Well, would you look at that. Against all odds, we have yet another post about the Red Sox bullpen. You are probably more tired of reading about this unit than I am of talking about it, but well, it’s the most interesting part of the roster right now. We all know there are legitimate potential issues with this group. Granted, there are certainly some around the Red Sox who have a tendency to overplay any issue with the organization, and maybe some of the concern with the group is overblown. Plus, this front office has earned the benefit of the doubt with roster building after last year’s unprecedented success. All of that said, it’s hard to make an argument that things are perfectly fine. It’s certainly not impossible for things to go well, but a lot needs to go right if they are to reach that point.
If you are looking for optimism here, the best source might be the simple fact that the Red Sox have a plenty of options through which they can churn as they try to find the best seven-man group in relief. It’s almost certainly not an ideal way to build a bullpen, but we’ve seen enough out-of-nowhere success stories around the league that it’s not without merit to try this approach. Essentially, the Red Sox are hoping that if they throw enough at the wall, something has to stick. With that strategy, though, comes a very important question that I’m fascinated to watch play out. How long do you give the guys on the active roster before you pull the plug and move on to the next option? And, after that, in what order do you try to the other arms?
For as many questions as the Red Sox have, barring injury I think we have a good idea of who is going to be in the Opening Day bullpen. Matt Barnes and Ryan Brasier (again, assuming health) are givens. Then, there is the group of Tyler Thornburg, Heath Hembree, Brandon Workman and Brian Johnson, all of whom are without minor-league options. The Red Sox have always favored hoarding depth in any roster crunch situation, which means they have the inside track at an Opening Day spot. At this point, I’d be surprised if they don’t make it. So, assuming that really is the case, how long will they get if they don’t start the season on the right foot? And in what order will they run out chances?

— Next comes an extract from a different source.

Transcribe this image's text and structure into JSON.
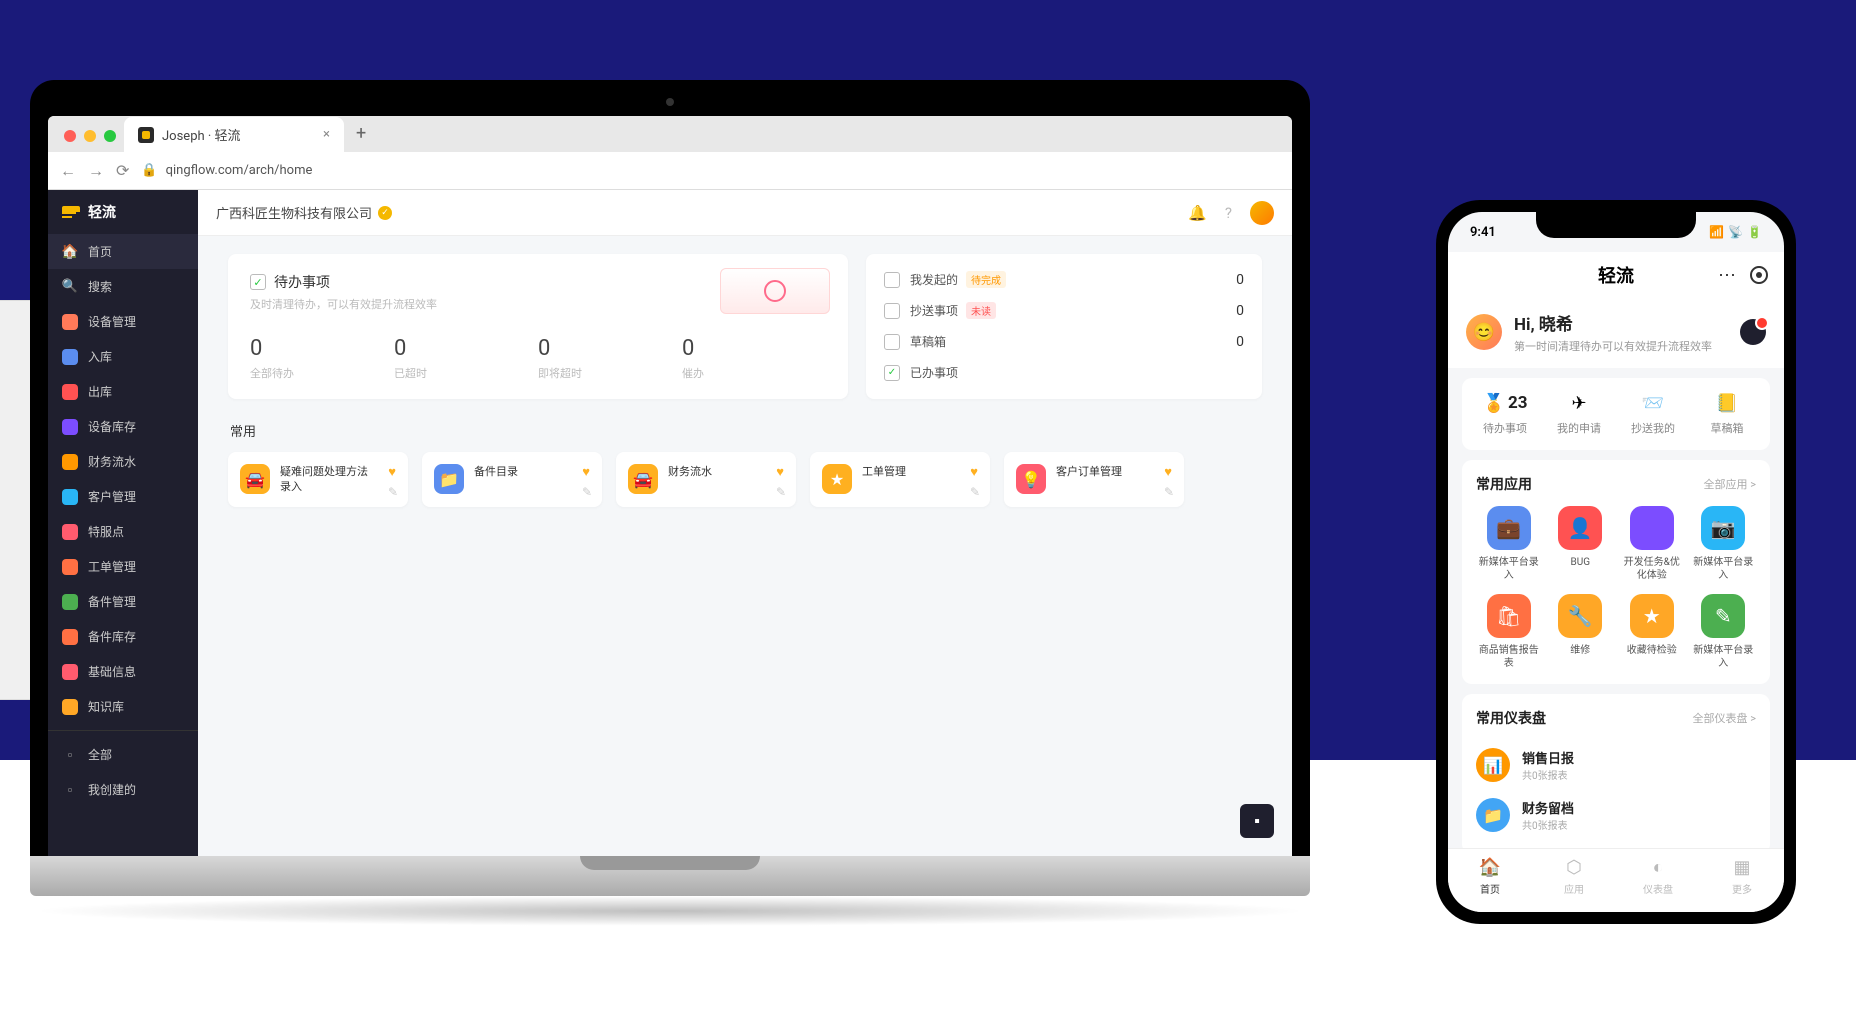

Obviously, these questions are nearly impossible to answer definitively at this point. There isn’t and shouldn’t be any sort of set-in-stone plan on March 13. The extent of any possible struggles from these guys will alter the timeline, as will the performance of the team as a whole. If the team is struggling, they will be more likely to make aggressive chances, whereas if they are rolling they will be more likely to give a longer leash. All of that said, looking at things in as neutral a context as possible, I would say that by the end of April they will have to be seriously evaluating what they have and in the case of poor performance start to seriously considering the next man up.

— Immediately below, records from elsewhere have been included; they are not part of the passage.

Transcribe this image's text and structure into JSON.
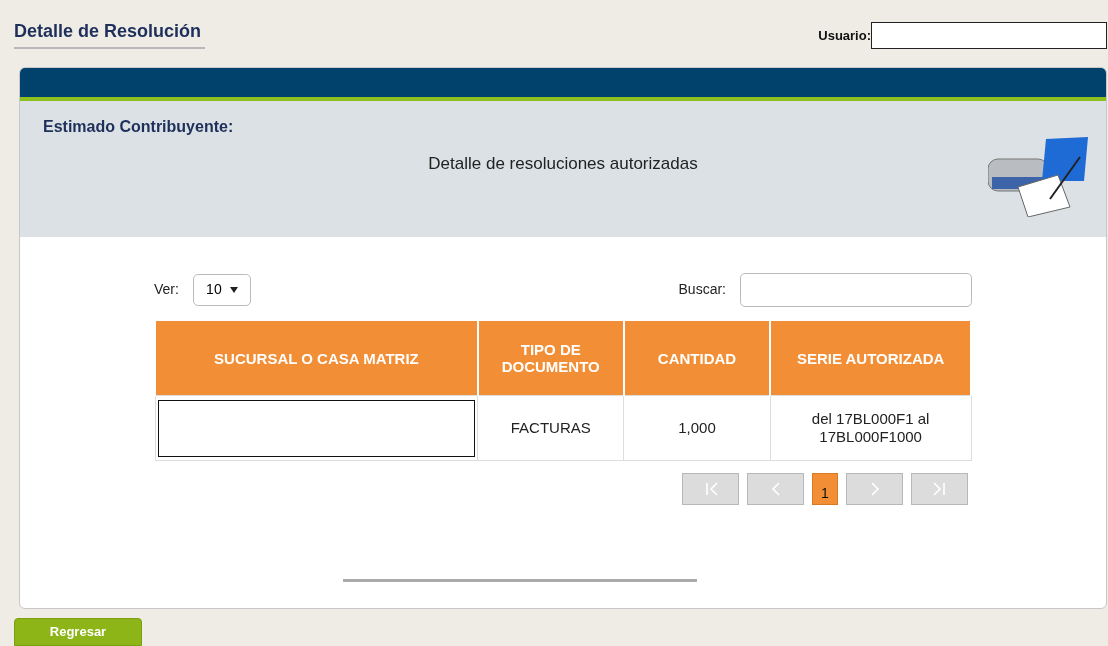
{
  "page_title": "Detalle de Resolución",
  "user_field": {
    "label": "Usuario:"
  },
  "panel": {
    "heading": "Estimado Contribuyente:",
    "subtitle": "Detalle de resoluciones autorizadas"
  },
  "table_controls": {
    "show_label": "Ver:",
    "show_value": "10",
    "search_label": "Buscar:"
  },
  "table": {
    "columns": [
      "SUCURSAL O CASA MATRIZ",
      "TIPO DE DOCUMENTO",
      "CANTIDAD",
      "SERIE AUTORIZADA"
    ],
    "rows": [
      {
        "cells": [
          {
            "kind": "blank"
          },
          {
            "kind": "text",
            "text": "FACTURAS"
          },
          {
            "kind": "text",
            "text": "1,000"
          },
          {
            "kind": "text",
            "text": "del 17BL000F1 al 17BL000F1000"
          }
        ]
      }
    ]
  },
  "pagination": {
    "pages": [
      {
        "label": "1",
        "selected": true
      }
    ]
  },
  "back_button": "Regresar"
}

More interesting to me than that aspect is the order of any possible changes. Again, context will obviously be important here and if one guy is struggling significantly worse than the others he will certainly be first on the chopping block regardless of how things were planned out in March. That said, a more broad way of looking at things is what kind of leash each player will be given.
For me, I think Thornburg would and should get the shortest leash from the out-of-options crew. It’s true that he probably has the highest upside and he definitely has the best season by far of anyone here under his belt. That said, it’s been three years since he’s shown anything, and his spring isn’t showing anything close to encouraging results. It’s always hard to admit to a mistake with a trade like the one that brought Thornburg to Boston, but that shouldn’t hold them back from making a tough call in 2019. After him, I’d go with Workman before Hembree, though that is very close. The latter has held down more important roles more recently than the former, but he also has a lower floor. Brian Johnson is last year mostly because the team’s rotation depth isn’t as crowded as the depth in the bullpen. With Wright suspended — and he wasn’t going to start even before that — Johnson will probably need to be a complete disaster to lose his roster spot.
Obviously, all of this is just preliminary speculation and it’s a topic that will surely be revisited numerous times before any real decisions are made. A lot is going to change before any cuts are made from this group, but the overarching principal is one that should be remembered all year. The Red Sox opted to go with a quantity-over-quality approach with the bullpen for 2019. To make the most of that, they need to be willing to get the depth options like Colten Brewer, Travis Lakins, Bobby Poyner and later Darwinzon Hernández and Durbin Feltman, their chances. That means being aggressive and making tough decisions earlier than they’ve been accustomed to in the past.